One of the reasons it's so hard to get a reading on things like the real estate market, for instance, is that both the sellers and the buyers are very unreliable indicators, on an anecdotal basis.

Back to games: Game customers are certain that I must be selling tons of games, even though their local game store has closed, it was because the owner wanted to play poker, or something. The evidence is right there in front of them, but they refuse to see it.

The latest Comics and Games Retailer Trade Magazine, had the following statement:

"We lost anywhere up to 2/3 of our fellow retailers, several distributors, and more publishers than you could shake a stick at (yes, even you can't hold that many grudges), and all too many consumers. And most of you who are still here can look around your store today and barely recognize.

Pretty damning evidence. I still ask my customers from other towns how their local store is doing, even though I know that it's competely useless information. I try to glean from it what I can.

If I was a stockbroker, or a real estate agent, I'd be watching the old hands. The ones who have been through the cycle before. The ones who I know think for themselves. I'd assemble a group of half a dozen or so, because one or two could be wrong, and I watch what they were doing. I might not watch them on the way up, but if I had the slightest doubts, I'd be watching them on the way down. And I would listen to my own instincts, no matter how much everyone else was gung ho. Same thing, if I ran a company that produced product: I'd have a council of a dozen retailers, who I thought were independent minded, and I'd LISTEN to them.

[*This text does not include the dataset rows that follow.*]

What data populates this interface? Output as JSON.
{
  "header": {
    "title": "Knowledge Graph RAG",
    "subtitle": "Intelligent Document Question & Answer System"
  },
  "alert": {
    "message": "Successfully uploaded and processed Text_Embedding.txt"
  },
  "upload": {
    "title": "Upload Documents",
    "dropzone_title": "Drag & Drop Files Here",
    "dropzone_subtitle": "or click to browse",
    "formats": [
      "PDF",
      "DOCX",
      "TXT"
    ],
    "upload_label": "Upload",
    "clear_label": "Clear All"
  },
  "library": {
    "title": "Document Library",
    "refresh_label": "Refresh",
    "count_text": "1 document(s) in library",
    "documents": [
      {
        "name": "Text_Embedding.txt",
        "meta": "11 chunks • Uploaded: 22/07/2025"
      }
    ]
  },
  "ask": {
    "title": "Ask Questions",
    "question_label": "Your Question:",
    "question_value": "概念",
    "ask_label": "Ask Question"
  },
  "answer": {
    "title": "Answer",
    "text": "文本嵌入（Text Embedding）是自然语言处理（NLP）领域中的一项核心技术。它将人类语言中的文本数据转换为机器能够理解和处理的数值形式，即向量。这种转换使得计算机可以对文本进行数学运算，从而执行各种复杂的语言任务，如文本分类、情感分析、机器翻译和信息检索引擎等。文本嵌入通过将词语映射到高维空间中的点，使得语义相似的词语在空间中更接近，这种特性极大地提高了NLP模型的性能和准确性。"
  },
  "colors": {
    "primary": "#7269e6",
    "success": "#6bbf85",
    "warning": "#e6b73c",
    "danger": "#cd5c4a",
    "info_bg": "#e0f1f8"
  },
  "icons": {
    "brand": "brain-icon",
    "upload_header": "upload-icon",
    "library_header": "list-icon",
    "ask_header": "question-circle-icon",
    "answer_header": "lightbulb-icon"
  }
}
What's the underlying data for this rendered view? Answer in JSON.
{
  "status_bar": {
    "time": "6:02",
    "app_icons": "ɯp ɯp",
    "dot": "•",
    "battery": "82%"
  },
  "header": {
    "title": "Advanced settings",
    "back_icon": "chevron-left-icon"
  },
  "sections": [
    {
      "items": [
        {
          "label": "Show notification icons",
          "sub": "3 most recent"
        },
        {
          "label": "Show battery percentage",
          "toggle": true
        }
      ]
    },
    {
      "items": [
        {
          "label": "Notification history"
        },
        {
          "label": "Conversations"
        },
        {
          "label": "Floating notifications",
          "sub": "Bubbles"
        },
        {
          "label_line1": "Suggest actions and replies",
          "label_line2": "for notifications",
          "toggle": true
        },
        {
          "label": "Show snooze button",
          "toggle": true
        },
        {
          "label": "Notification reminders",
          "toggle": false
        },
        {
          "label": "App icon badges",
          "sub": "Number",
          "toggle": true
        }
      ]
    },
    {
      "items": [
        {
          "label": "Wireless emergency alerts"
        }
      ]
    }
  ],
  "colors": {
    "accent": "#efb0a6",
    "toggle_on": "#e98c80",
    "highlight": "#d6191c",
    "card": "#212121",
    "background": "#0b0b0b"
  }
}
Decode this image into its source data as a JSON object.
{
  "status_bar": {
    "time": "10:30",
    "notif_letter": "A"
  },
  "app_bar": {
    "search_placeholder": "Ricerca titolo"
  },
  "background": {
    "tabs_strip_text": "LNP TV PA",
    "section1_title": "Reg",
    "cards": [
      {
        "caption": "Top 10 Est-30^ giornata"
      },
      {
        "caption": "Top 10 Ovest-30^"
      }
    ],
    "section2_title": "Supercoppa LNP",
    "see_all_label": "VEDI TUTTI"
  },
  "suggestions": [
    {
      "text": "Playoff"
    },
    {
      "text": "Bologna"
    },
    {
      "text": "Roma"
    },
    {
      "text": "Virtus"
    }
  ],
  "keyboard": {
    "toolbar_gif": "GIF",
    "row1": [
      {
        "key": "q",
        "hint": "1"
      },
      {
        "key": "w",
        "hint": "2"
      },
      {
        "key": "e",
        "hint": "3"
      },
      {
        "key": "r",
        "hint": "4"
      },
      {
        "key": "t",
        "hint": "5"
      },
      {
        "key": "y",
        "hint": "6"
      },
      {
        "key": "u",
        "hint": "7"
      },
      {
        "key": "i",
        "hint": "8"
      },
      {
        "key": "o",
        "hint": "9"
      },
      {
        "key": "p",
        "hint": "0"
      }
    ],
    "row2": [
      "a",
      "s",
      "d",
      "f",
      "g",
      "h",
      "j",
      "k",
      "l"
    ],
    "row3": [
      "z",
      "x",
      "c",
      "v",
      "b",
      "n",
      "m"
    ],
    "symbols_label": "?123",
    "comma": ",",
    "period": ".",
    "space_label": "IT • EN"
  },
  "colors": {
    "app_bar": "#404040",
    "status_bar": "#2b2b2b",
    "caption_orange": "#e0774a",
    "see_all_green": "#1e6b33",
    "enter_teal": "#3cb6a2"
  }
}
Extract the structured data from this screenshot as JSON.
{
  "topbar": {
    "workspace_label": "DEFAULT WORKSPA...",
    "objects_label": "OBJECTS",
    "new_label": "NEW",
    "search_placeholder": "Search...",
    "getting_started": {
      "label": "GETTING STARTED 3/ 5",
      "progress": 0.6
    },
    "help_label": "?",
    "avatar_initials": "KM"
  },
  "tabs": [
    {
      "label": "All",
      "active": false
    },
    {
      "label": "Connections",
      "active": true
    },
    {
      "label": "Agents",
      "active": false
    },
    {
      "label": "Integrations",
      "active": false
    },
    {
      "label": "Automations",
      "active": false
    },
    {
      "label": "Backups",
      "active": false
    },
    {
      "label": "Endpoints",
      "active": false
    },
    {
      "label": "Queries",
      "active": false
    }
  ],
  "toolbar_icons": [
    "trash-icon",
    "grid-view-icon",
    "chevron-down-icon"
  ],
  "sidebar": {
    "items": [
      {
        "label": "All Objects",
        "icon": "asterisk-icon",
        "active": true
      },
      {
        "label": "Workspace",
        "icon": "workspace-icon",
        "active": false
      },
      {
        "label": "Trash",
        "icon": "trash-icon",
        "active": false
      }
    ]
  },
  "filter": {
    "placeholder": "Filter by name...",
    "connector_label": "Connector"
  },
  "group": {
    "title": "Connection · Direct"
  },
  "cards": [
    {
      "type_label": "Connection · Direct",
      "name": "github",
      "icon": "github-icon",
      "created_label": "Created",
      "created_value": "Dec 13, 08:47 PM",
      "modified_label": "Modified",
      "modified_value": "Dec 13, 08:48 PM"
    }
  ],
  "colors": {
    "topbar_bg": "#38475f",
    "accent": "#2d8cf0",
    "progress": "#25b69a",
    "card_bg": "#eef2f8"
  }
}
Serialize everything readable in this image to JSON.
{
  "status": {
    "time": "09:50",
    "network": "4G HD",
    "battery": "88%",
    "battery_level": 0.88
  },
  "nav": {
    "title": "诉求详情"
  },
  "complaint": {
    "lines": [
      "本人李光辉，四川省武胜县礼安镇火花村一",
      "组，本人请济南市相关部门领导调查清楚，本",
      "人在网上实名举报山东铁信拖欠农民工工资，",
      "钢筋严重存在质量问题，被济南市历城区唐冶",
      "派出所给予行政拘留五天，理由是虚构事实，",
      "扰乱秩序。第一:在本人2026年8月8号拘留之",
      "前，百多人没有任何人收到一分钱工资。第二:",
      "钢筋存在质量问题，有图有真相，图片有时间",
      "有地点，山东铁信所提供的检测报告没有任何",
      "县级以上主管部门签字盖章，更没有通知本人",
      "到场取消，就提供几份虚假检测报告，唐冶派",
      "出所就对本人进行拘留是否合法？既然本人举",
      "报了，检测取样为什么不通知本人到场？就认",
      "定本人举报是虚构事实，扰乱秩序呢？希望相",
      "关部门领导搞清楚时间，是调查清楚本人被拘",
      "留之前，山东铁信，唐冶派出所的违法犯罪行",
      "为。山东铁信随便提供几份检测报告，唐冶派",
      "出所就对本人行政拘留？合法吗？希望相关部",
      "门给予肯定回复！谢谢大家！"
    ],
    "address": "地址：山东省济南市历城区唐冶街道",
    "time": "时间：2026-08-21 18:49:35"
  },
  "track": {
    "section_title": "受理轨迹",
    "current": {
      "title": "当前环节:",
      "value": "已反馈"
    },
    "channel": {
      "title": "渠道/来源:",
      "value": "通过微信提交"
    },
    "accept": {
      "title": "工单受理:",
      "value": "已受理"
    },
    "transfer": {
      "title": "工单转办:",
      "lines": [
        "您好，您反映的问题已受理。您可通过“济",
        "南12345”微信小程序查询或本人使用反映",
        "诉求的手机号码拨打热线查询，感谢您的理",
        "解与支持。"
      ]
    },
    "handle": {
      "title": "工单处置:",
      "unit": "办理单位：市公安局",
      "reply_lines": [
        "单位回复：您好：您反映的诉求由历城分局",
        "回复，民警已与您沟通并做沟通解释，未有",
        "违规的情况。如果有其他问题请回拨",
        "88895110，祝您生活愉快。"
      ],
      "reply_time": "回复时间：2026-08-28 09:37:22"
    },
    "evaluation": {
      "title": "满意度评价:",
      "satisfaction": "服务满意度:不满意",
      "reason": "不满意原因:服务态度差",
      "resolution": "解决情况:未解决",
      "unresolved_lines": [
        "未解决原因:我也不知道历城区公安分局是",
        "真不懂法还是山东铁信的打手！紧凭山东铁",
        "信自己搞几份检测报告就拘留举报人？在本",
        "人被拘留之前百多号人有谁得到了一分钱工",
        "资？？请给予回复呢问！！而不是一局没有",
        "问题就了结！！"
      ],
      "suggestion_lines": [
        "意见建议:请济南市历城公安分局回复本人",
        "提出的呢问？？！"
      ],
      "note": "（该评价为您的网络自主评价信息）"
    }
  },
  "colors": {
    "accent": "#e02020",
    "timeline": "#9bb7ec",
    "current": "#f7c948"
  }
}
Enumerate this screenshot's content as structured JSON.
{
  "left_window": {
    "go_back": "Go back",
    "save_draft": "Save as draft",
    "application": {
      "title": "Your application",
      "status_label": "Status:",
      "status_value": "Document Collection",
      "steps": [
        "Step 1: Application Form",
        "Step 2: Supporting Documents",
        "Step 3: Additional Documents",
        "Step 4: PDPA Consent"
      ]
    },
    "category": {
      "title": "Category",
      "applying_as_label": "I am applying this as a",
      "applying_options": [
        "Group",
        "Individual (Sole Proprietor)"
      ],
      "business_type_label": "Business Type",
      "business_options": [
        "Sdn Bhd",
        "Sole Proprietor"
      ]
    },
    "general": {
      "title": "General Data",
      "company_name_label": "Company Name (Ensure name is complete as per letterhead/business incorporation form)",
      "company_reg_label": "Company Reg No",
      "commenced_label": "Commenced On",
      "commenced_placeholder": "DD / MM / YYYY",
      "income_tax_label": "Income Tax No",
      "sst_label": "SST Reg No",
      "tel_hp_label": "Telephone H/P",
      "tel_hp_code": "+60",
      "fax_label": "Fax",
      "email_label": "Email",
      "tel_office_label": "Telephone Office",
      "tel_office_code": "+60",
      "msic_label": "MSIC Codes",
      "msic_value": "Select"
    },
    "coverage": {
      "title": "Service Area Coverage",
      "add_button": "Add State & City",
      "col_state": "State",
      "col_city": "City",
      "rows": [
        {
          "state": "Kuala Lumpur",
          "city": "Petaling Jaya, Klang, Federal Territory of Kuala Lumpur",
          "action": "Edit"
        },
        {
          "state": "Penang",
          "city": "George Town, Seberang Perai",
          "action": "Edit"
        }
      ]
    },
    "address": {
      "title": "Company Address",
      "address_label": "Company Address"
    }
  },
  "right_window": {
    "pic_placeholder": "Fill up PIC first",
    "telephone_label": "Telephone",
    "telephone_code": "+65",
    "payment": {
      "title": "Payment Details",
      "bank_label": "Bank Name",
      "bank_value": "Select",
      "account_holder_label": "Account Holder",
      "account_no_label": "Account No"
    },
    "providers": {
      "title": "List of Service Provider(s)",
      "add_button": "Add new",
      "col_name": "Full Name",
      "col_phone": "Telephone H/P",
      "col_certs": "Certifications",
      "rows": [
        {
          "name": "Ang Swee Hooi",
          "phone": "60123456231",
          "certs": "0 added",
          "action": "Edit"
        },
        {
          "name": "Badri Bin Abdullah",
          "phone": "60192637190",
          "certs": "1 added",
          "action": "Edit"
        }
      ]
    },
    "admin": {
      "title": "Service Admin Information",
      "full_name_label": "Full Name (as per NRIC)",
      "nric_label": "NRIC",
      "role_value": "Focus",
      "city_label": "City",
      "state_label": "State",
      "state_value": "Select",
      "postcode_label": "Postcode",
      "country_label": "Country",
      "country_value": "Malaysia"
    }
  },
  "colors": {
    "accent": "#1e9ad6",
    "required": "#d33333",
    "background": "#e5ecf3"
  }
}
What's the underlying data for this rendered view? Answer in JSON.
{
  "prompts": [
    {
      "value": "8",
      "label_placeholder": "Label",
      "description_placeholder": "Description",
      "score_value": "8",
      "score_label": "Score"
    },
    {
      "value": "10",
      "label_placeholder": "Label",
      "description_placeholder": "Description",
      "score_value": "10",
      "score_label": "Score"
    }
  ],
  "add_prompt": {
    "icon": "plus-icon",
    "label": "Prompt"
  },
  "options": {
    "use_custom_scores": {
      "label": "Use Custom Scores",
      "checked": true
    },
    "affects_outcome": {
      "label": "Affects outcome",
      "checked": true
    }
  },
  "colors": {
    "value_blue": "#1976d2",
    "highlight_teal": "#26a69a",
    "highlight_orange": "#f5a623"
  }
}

The reality gap can sometimes become ridiculous. When the sports card market fell into a death spiral, (and I don't mean a decline, I mean screaming off a cliff) the card customers stayed arrogant and demanding for years. I basically wrote them off, and went on to other things. The consequence is, ironically, that most card customers now OVERESTIMATE the decline in cards. The industry still exists, after all, It just won't ever be at those Mt. Everest proportions again.

Just by way of saying how hard it is to get accurate information. I usually find that if I have a slowdown, no one, and I mean NO ONE will admit they are suffering the same, but that 6 months later it will turn out that I was not the only one. I trust what is actually happening to my store; not what I hear elsewhere.

I should probably add: my store is doing very well. I'd tell you if it wasn't, or at least wouldn't tell you that it was doing great. The downtown activity has really helped my foot traffic, as much as I hate to admit it.


Anonymous said...

Hi, Dunc,

To turn off italics for some text, use your cursor to select the sentence, paragraph, or whatever, then click the italicized "I" icon. It's a toggle, so clicking it again will turn italics back on.

By the way, I came downtown to get a haircut today. Naturally, since I was just around the corner, I dropped in to say hi, didn't see you, but picked up a copy of Cancer Vixen anyway. Location always matters.


Duncan McGeary said...

thank you, sir.